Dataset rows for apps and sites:
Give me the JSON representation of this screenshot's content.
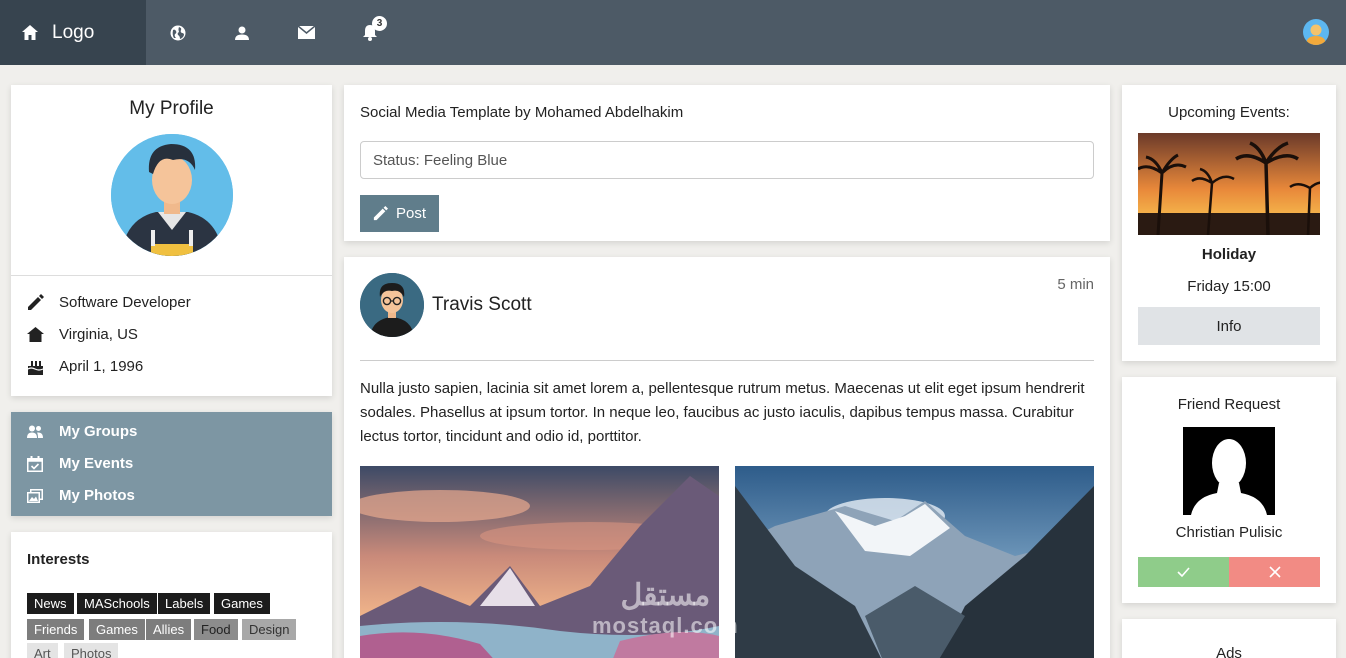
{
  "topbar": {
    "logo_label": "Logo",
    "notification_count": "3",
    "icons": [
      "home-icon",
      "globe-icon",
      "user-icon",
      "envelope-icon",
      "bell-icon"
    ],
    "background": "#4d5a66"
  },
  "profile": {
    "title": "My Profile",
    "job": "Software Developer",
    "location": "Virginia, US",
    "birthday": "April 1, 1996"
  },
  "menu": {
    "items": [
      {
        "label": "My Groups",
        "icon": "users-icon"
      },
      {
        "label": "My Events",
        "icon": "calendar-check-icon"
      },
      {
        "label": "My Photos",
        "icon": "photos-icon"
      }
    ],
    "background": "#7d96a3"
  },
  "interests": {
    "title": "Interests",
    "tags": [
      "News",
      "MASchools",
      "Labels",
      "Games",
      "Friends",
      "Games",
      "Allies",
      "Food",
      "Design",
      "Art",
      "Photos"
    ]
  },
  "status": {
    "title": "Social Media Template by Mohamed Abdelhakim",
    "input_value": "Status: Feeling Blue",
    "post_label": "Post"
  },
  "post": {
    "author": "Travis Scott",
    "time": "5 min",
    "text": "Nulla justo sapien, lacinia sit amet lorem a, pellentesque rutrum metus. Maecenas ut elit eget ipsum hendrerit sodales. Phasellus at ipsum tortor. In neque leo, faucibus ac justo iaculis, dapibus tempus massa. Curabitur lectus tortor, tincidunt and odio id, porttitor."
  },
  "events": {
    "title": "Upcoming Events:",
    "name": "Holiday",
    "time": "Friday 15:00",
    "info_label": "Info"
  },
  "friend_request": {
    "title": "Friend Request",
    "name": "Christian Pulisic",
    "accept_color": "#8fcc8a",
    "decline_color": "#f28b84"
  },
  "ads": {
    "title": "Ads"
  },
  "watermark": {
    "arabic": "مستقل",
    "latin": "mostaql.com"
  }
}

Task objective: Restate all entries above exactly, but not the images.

Exercise solution:
Give me the JSON representation of this screenshot's content.
{
  "topbar": {
    "logo_label": "Logo",
    "notification_count": "3",
    "icons": [
      "home-icon",
      "globe-icon",
      "user-icon",
      "envelope-icon",
      "bell-icon"
    ],
    "background": "#4d5a66"
  },
  "profile": {
    "title": "My Profile",
    "job": "Software Developer",
    "location": "Virginia, US",
    "birthday": "April 1, 1996"
  },
  "menu": {
    "items": [
      {
        "label": "My Groups",
        "icon": "users-icon"
      },
      {
        "label": "My Events",
        "icon": "calendar-check-icon"
      },
      {
        "label": "My Photos",
        "icon": "photos-icon"
      }
    ],
    "background": "#7d96a3"
  },
  "interests": {
    "title": "Interests",
    "tags": [
      "News",
      "MASchools",
      "Labels",
      "Games",
      "Friends",
      "Games",
      "Allies",
      "Food",
      "Design",
      "Art",
      "Photos"
    ]
  },
  "status": {
    "title": "Social Media Template by Mohamed Abdelhakim",
    "input_value": "Status: Feeling Blue",
    "post_label": "Post"
  },
  "post": {
    "author": "Travis Scott",
    "time": "5 min",
    "text": "Nulla justo sapien, lacinia sit amet lorem a, pellentesque rutrum metus. Maecenas ut elit eget ipsum hendrerit sodales. Phasellus at ipsum tortor. In neque leo, faucibus ac justo iaculis, dapibus tempus massa. Curabitur lectus tortor, tincidunt and odio id, porttitor."
  },
  "events": {
    "title": "Upcoming Events:",
    "name": "Holiday",
    "time": "Friday 15:00",
    "info_label": "Info"
  },
  "friend_request": {
    "title": "Friend Request",
    "name": "Christian Pulisic",
    "accept_color": "#8fcc8a",
    "decline_color": "#f28b84"
  },
  "ads": {
    "title": "Ads"
  },
  "watermark": {
    "arabic": "مستقل",
    "latin": "mostaql.com"
  }
}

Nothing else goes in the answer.